Jennifer Heuson
Department of Media, Culture, and Communication, Steinhardt

Jen Heuson is a Ph.D. candidate in the Department of Media, Culture, and Communication. Her research interests include sound and sensory ethnography, heritage studies, American West tourism, critical phenomenology, and experimental filmmaking. Her award-winning films have screened internationally, and she has published works in Sensate, Contemporary Music Review, and Experimental Film and Anthropology (Berg 2014). Jen’s dissertation examines the production of frontier aurality at heritage sites and events in South Dakota’s Black Hills. Her dissertation research has been funded by The Wenner-Gren Foundation, NYU’s Council for Media and Culture, and a LeBoff Research Grant. She holds an MA in Film and Television Studies and an MA in Philosophy and Cultural Analysis, both from the University of Amsterdam, and a BA in Philosophy from the University of Northern Colorado.

Dania Hueckmann
Department of German, GSAS

Dania Hückmann is a doctoral candidate in the German Department. She received a B.A. in Comparative Literature and European Studies from New York University and a M.A. in Comparative Literature from the Freie University in Berlin. Her research interests include discourses of law in literature and film, narratology, and representations of trauma and violence, from German Classicism to the post World War II period. Her dissertation examines revenge as a subjective mode of justice that threatens established secular and sacred authorities in German Realist literature. She has published on metaphor in Jean Améry’s essays and fiction, Heinrich von Kleist and revenge, Thomas Bernhard’s Extinction, Quentin Tarantino’s Inglourious Basterds, and co-authored an article on 9/11 and the NYU community for the journal Traumatology.

Dania joins the Humanities Initiative as an honorary fellow. She is the recipient of the 2013-14 GSAS Dean’s Dissertation Fellowship.

Delia Solomons
Institute of Fine Arts, GSAS
“Constructing the Idea of Latin American Art: Discourse and Discord in the U.S. in the 1960s”

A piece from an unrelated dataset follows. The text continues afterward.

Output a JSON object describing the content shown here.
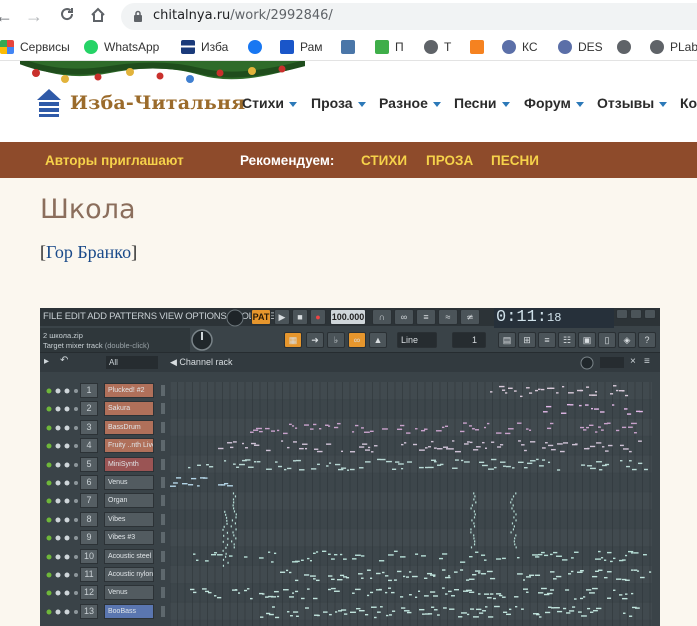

Delia Solomons is a doctoral candidate at the Institute of Fine Arts specializing in 20th-century art of the Americas and Europe. She earned her BA in Art History and Comparative Literature from Washington University in St. Louis and an MA in Art History from New York University. Her dissertation examines the reception and exhibition of Latin American art in the United States from 1959–1966, the years directly following the Cuban Revolution. She has worked as an Adjunct Professor at NYU, Writer/Researcher/Editor at the Solomon R. Guggenheim Museum, and Curatorial Assistant at the Grey Art Gallery. Her writings have been published in In the Distance (MIT, 2011), Notation: Contemporary Art as Idea and Process (Washington University in St. Louis, 2012), Encuentros con los ’30 (Museo Nacional Centro de Arte Reina Sofía, 2012), and Journal of Curatorial Studies (forthcoming).


Cara Shousterman
Department of Linguistics, FAS

Cara Shousterman is a PhD candidate in the Department of Linguistics. She began her linguistic studies with a BA from McGill University in Montreal, Quebec. Her research interests are centered around variation and change in American English, and the ways in which language interacts with ethnicity. Her dissertation “Speaking English in Spanish Harlem: Language Change in Puerto Rican English” is a sociolinguistic study of New York-born Puerto Ricans affiliated with a neighborhood community center in East Harlem, New York. This study explores how community change is reflected in language, both in terms of discursive content as well as the structure of the language itself. Her work has appeared in English Today and the Journal of English Linguistics. Cara’s dissertation research has been supported by the GSAS Dean’s Dissertation Fellowship and the National Science Foundation.